The route of the Whidbey 1/2 will take runners down West Beach Road where they will be greeted by views of the Pacific Ocean and snow-capped mountains on Sunday, April 25. (Photo by Emily Gilbert/Whidbey News-Times)
Runners to compete in Whidbey ½ next Sunday

Up to 600 runners will compete in the Whidbey ½ on Sunday, April 25, on the North End, and there are still spots available for those who want to join.

Foundation awards $60,000 in grants

Whidbey Community Foundation recently announced its next phase of funding from the… Continue reading

Charity for foster care holding auction

A nonprofit organization with a mission to meet the needs of foster… Continue reading

Brinkman
Community remembers longtime officer from South Whidbey

Mark Brinkman, 56, passed away unexpectedly Sunday night.

Four-year-old Tula Pierre-Louis and her brother, Iuri, play in the waves with mother Atty at West Beach in Deception Pass State Park. It’s the beginning of peak season for Washington’s most popular state park. (Photo by Emily Gilbert/Whidbey News-Times)
Deception Pass State Park prepping for peak season

Park manager Jason Armstrong said the number of visitors last year was about 120 percent of what it had been in previous years at the most-visited state park in Washington.

Witness, shell casing tie murder to Central Whidbey

A law enforcement report on the murder of a 67-year-old Whidbey Island man whose body was found in Blaine suggests that he may have been shot near the Coupeville Ferry.

Photo by Emily Gilbert/Whidbey News-Times
The Coupeville-Port Townsend route will stay on a one-boat schedule longer than initially planned because too many ferry workers are away from work after they contracted or were exposed to COVID-19. Reservations on the second boat through June 6 were canceled.
Coupeville ferry short crew; some reservations canceled

The ferry system should have a better idea in the next few weeks if the second boat will be delayed beyond June 6.

Hospital to sell Bayview property with odd history

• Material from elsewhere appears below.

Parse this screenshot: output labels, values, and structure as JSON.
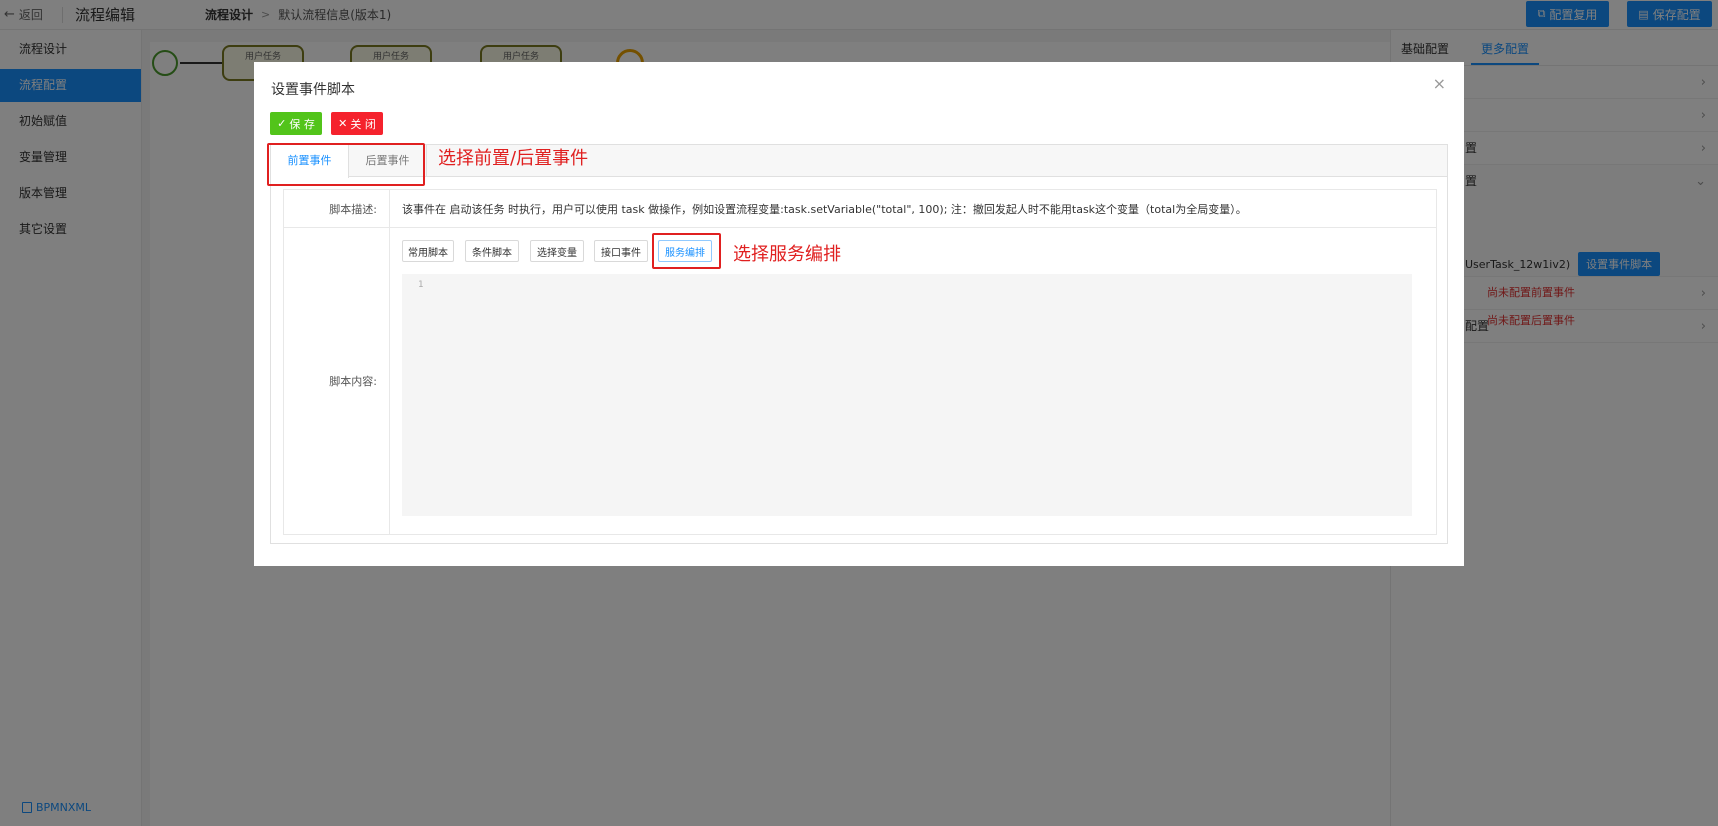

The property has dropped significantly in value since its purchase 13 years ago.

Oak Harbor man charged for brandishing pellet gun

The 21-year-old man is facing a felony charge.

Most Read